The report detailed that the potential measures are likely to be included in the ‘Online Harms Bill’, which is set to be finalised and confirmed by the end of the year.
Reports have outlined that the subject of financial crime and which sector takes on the role and responsibility of tackling it is one that has been prevalent for the UK banking sector, as the threat of fraud has grown through digital channels.
Tackling of online fraud has taken on increased importance following the global pandemic, as fraudsters and criminal gangs have targeted public disinformation through big tech digital platforms.
It is believed that many fraudulent websites place digital currency at the heart of their focus, something that has grown in its economic importance and also in its popularity following the lockdown.
Furthermore, the amount that victims of online fraud have lost since the start of the pandemic has also spiked, further enhancing the calls of the UK’s banking sector for strengthened regulations that call for online fraud to be better combated by big tech firms, such as Google and Facebook.
In the UK alone, it was reported on Sky News that the country’s internet users were spending an average of four hours and two minutes online each day during the first COVID-19 lockdown, with the over 54s age group seeing a 24% rise in online activity.

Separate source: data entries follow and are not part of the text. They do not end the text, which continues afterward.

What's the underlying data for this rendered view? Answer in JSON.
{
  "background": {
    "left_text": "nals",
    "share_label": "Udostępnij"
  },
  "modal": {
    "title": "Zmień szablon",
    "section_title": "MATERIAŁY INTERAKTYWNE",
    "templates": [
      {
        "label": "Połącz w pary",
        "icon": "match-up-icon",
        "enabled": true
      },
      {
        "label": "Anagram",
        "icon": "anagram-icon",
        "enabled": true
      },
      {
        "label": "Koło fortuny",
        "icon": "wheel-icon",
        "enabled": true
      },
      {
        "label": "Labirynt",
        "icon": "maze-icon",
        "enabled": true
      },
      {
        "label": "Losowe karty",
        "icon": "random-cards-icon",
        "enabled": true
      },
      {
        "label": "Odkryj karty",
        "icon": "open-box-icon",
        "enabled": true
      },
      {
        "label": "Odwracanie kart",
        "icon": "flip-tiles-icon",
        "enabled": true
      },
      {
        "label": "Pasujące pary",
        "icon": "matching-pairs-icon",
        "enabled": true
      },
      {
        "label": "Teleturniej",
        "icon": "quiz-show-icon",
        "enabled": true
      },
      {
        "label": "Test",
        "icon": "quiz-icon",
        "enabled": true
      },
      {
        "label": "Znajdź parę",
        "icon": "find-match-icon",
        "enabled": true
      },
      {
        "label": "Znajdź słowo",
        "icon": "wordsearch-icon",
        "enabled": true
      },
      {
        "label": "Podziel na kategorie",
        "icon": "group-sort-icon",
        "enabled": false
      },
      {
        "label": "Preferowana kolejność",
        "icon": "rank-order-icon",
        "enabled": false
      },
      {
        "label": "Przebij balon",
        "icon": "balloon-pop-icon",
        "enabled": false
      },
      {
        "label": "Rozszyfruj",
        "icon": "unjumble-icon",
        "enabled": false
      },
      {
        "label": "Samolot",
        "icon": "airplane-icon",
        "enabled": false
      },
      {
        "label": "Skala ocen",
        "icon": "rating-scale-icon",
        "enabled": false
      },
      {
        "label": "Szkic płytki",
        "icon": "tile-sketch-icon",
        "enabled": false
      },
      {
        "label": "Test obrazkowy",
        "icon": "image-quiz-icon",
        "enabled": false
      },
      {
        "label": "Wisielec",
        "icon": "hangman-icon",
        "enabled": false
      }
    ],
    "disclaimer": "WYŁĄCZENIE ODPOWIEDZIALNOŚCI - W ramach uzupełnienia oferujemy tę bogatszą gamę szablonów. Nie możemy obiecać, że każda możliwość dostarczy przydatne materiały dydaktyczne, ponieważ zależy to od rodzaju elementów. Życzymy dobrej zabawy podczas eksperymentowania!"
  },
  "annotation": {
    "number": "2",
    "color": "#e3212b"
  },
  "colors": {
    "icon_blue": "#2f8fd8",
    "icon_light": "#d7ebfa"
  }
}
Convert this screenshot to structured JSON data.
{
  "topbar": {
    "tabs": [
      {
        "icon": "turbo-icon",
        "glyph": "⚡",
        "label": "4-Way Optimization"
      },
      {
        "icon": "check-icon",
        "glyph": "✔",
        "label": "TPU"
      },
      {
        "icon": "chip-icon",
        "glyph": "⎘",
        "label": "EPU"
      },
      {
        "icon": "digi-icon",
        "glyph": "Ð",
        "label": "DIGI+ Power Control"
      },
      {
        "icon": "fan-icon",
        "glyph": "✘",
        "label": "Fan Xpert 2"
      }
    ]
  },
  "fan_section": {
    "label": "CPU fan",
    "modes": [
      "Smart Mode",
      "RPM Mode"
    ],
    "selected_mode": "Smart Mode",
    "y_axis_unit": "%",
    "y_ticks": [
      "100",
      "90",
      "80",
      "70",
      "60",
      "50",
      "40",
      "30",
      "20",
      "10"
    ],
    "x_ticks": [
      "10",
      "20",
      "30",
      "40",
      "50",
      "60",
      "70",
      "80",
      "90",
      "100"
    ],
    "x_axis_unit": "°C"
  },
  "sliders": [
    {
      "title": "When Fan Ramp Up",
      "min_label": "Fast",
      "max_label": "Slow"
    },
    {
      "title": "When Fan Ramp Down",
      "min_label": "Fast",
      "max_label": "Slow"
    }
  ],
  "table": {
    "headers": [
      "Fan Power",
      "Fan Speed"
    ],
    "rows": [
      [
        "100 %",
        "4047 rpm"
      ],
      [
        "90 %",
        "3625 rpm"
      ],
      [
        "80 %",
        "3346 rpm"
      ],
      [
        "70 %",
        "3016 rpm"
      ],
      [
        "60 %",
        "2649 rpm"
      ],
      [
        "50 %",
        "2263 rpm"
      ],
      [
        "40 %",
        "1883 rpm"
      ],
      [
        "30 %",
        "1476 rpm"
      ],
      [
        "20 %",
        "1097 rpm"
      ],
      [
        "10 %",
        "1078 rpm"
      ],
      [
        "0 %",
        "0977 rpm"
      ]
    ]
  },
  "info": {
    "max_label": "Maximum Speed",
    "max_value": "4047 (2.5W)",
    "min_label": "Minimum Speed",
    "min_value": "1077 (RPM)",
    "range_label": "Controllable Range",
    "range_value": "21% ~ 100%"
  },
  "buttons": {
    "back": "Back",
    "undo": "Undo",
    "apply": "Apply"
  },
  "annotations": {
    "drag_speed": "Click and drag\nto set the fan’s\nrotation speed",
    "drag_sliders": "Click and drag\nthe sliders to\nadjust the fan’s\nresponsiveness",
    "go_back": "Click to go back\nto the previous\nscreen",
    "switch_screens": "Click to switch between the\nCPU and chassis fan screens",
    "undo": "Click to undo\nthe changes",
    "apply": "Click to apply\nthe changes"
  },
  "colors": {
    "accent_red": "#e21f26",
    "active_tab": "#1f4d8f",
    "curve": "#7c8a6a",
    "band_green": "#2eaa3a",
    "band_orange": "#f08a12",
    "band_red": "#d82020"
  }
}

A recent report by SEON predicted that this rapid growth of online financial activities and transactions was pushing people into potentially fraudulent situations.
Notable findings in the report highlighted the increase in popularity of esports and iGaming due to the postponement of live sports events, but with this increase in popularity came abuse.
In addition, as the travel industry digitised some fraudsters began to focus their activities at circumventing regulations affecting individual travellers.